TASK PROMPT - In the copy, include no pictures. Reproduce the rest of the entries exactly.

SUPPLIED MATERIAL -
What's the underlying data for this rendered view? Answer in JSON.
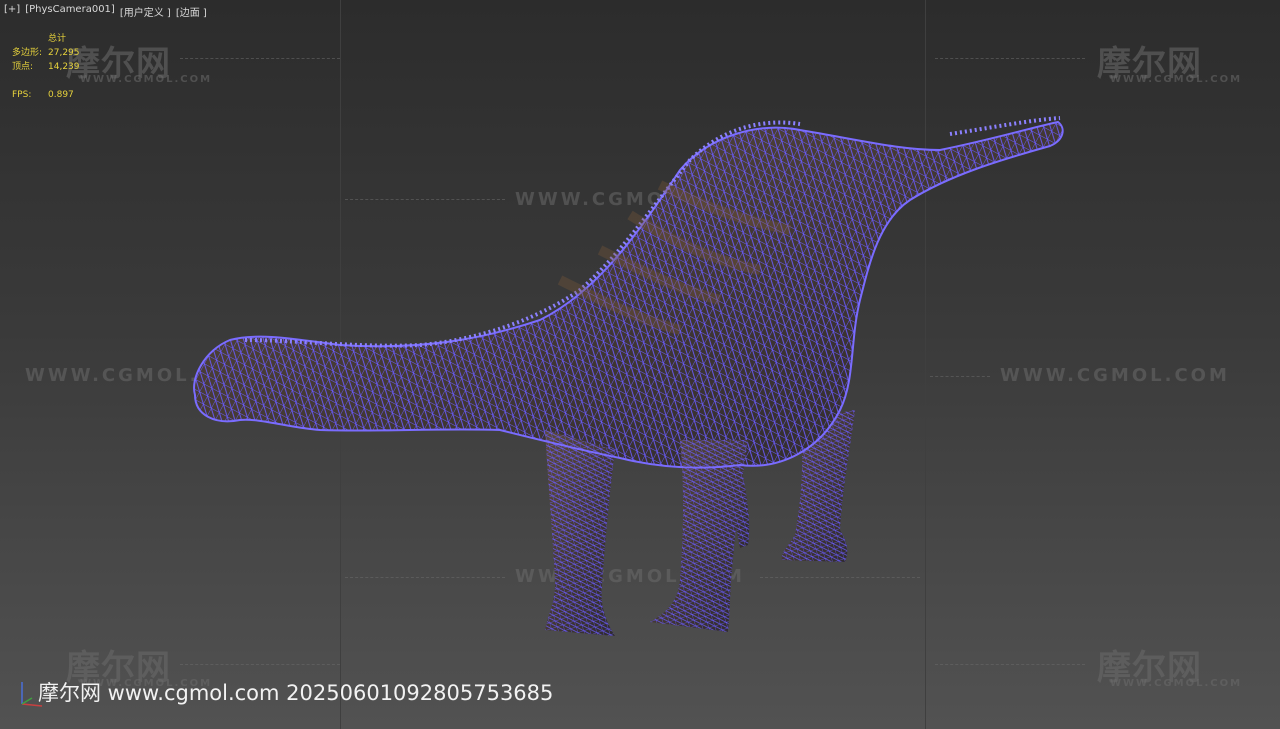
{
  "viewport": {
    "menu_plus": "[+]",
    "camera": "[PhysCamera001]",
    "shading_mode": "[用户定义 ]",
    "render_mode": "[边面 ]"
  },
  "stats": {
    "header": "总计",
    "polygons_label": "多边形:",
    "polygons_value": "27,295",
    "vertices_label": "顶点:",
    "vertices_value": "14,239",
    "fps_label": "FPS:",
    "fps_value": "0.897"
  },
  "watermarks": {
    "brand_cn": "摩尔网",
    "brand_en": "WWW.CGMOL.COM",
    "url_large": "WWW.CGMOL.COM"
  },
  "footer": {
    "caption": "摩尔网 www.cgmol.com 20250601092805753685"
  },
  "colors": {
    "wireframe": "#6a5cff",
    "stats_text": "#e6d23c",
    "background_top": "#2c2c2c",
    "background_bottom": "#525252"
  }
}
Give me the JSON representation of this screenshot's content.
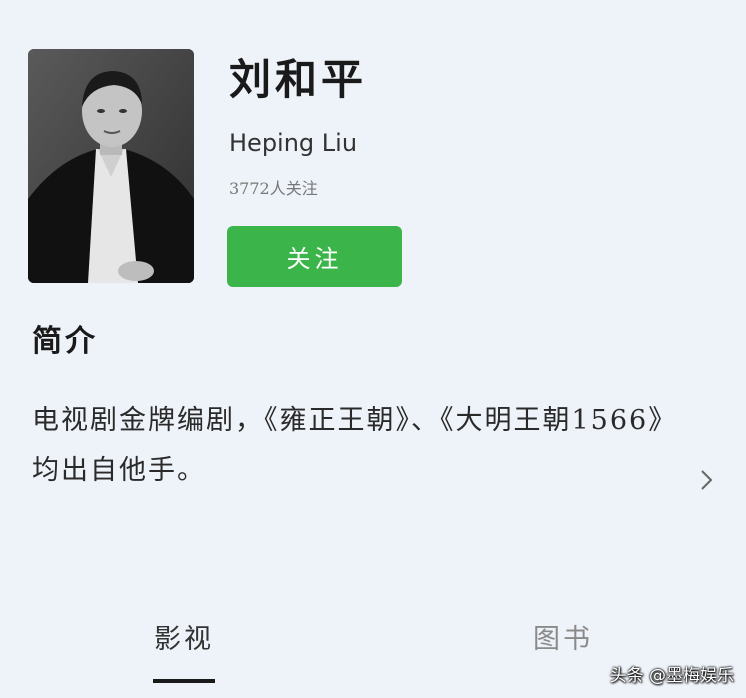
{
  "profile": {
    "name": "刘和平",
    "name_en": "Heping Liu",
    "followers": "3772人关注",
    "follow_label": "关注"
  },
  "intro": {
    "title": "简介",
    "text": "电视剧金牌编剧，《雍正王朝》、《大明王朝1566》均出自他手。"
  },
  "tabs": [
    {
      "label": "影视",
      "active": true
    },
    {
      "label": "图书",
      "active": false
    }
  ],
  "watermark": "头条 @墨梅娱乐",
  "colors": {
    "background": "#eef3f9",
    "follow_button": "#3bb54a",
    "tab_active": "#333333",
    "tab_inactive": "#8a8a8a"
  },
  "icons": {
    "expand": "chevron-right-icon"
  }
}
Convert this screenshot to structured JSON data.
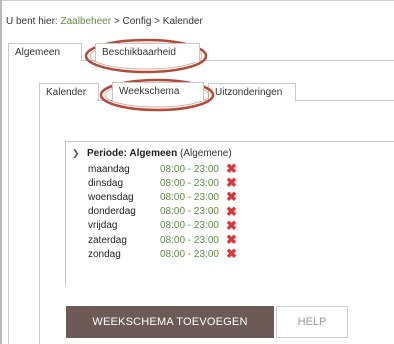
{
  "breadcrumb": {
    "prefix": "U bent hier:",
    "items": [
      "Zaalbeheer",
      "Config",
      "Kalender"
    ],
    "separator": ">"
  },
  "outer_tabs": [
    {
      "label": "Algemeen",
      "active": false
    },
    {
      "label": "Beschikbaarheid",
      "active": true
    }
  ],
  "inner_tabs": [
    {
      "label": "Kalender",
      "active": false
    },
    {
      "label": "Weekschema",
      "active": true
    },
    {
      "label": "Uitzonderingen",
      "active": false
    }
  ],
  "period": {
    "title": "Periode: Algemeen",
    "subtitle": "(Algemene)",
    "days": [
      {
        "name": "maandag",
        "time": "08:00 - 23:00"
      },
      {
        "name": "dinsdag",
        "time": "08:00 - 23:00"
      },
      {
        "name": "woensdag",
        "time": "08:00 - 23:00"
      },
      {
        "name": "donderdag",
        "time": "08:00 - 23:00"
      },
      {
        "name": "vrijdag",
        "time": "08:00 - 23:00"
      },
      {
        "name": "zaterdag",
        "time": "08:00 - 23:00"
      },
      {
        "name": "zondag",
        "time": "08:00 - 23:00"
      }
    ]
  },
  "buttons": {
    "add_label": "WEEKSCHEMA TOEVOEGEN",
    "help_label": "HELP"
  },
  "colors": {
    "link": "#5c8f3d",
    "delete": "#e3333a",
    "primary_button": "#6b5a55",
    "highlight_ellipse": "#b54a37"
  }
}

FINISHED EXERCISE -
What's the underlying data for this rendered view? Answer in JSON.
{
  "viewport": {
    "menu_plus": "[+]",
    "camera": "[PhysCamera001]",
    "shading_mode": "[用户定义 ]",
    "render_mode": "[边面 ]"
  },
  "stats": {
    "header": "总计",
    "polygons_label": "多边形:",
    "polygons_value": "27,295",
    "vertices_label": "顶点:",
    "vertices_value": "14,239",
    "fps_label": "FPS:",
    "fps_value": "0.897"
  },
  "watermarks": {
    "brand_cn": "摩尔网",
    "brand_en": "WWW.CGMOL.COM",
    "url_large": "WWW.CGMOL.COM"
  },
  "footer": {
    "caption": "摩尔网 www.cgmol.com 20250601092805753685"
  },
  "colors": {
    "wireframe": "#6a5cff",
    "stats_text": "#e6d23c",
    "background_top": "#2c2c2c",
    "background_bottom": "#525252"
  }
}
Give me the JSON representation of this screenshot's content.
{
  "profile": {
    "name": "刘和平",
    "name_en": "Heping Liu",
    "followers": "3772人关注",
    "follow_label": "关注"
  },
  "intro": {
    "title": "简介",
    "text": "电视剧金牌编剧，《雍正王朝》、《大明王朝1566》均出自他手。"
  },
  "tabs": [
    {
      "label": "影视",
      "active": true
    },
    {
      "label": "图书",
      "active": false
    }
  ],
  "watermark": "头条 @墨梅娱乐",
  "colors": {
    "background": "#eef3f9",
    "follow_button": "#3bb54a",
    "tab_active": "#333333",
    "tab_inactive": "#8a8a8a"
  },
  "icons": {
    "expand": "chevron-right-icon"
  }
}
Convert this screenshot to structured JSON data.
{
  "breadcrumb": {
    "prefix": "U bent hier:",
    "items": [
      "Zaalbeheer",
      "Config",
      "Kalender"
    ],
    "separator": ">"
  },
  "outer_tabs": [
    {
      "label": "Algemeen",
      "active": false
    },
    {
      "label": "Beschikbaarheid",
      "active": true
    }
  ],
  "inner_tabs": [
    {
      "label": "Kalender",
      "active": false
    },
    {
      "label": "Weekschema",
      "active": true
    },
    {
      "label": "Uitzonderingen",
      "active": false
    }
  ],
  "period": {
    "title": "Periode: Algemeen",
    "subtitle": "(Algemene)",
    "days": [
      {
        "name": "maandag",
        "time": "08:00 - 23:00"
      },
      {
        "name": "dinsdag",
        "time": "08:00 - 23:00"
      },
      {
        "name": "woensdag",
        "time": "08:00 - 23:00"
      },
      {
        "name": "donderdag",
        "time": "08:00 - 23:00"
      },
      {
        "name": "vrijdag",
        "time": "08:00 - 23:00"
      },
      {
        "name": "zaterdag",
        "time": "08:00 - 23:00"
      },
      {
        "name": "zondag",
        "time": "08:00 - 23:00"
      }
    ]
  },
  "buttons": {
    "add_label": "WEEKSCHEMA TOEVOEGEN",
    "help_label": "HELP"
  },
  "colors": {
    "link": "#5c8f3d",
    "delete": "#e3333a",
    "primary_button": "#6b5a55",
    "highlight_ellipse": "#b54a37"
  }
}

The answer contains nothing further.